Segment Start: Data for analysis

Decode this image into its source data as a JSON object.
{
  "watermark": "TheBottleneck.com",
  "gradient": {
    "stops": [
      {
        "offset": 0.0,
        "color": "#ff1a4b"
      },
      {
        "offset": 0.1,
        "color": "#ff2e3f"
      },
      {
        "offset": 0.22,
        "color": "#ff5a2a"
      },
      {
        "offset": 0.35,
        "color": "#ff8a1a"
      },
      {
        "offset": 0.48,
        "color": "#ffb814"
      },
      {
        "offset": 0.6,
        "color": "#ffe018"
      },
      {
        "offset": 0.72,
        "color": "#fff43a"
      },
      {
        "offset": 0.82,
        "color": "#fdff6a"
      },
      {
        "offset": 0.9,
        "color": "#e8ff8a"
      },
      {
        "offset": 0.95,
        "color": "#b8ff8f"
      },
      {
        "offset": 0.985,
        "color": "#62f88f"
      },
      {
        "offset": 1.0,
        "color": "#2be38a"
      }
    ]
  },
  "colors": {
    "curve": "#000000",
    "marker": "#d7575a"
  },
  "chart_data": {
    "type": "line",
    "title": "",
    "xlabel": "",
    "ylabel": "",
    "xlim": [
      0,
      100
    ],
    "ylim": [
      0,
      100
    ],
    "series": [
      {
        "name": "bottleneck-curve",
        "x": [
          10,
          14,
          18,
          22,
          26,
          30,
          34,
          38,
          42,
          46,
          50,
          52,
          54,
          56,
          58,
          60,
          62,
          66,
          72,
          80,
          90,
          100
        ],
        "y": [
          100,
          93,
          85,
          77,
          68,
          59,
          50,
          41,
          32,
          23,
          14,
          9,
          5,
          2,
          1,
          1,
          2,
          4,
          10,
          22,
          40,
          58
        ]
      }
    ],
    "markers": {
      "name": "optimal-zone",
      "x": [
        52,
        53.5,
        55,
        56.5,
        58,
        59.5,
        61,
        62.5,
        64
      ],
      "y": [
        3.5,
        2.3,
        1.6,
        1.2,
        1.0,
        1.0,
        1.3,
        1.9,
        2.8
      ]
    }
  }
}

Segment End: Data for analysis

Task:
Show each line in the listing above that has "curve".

Exercise output:
    "curve": "#000000",
        "name": "bottleneck-curve",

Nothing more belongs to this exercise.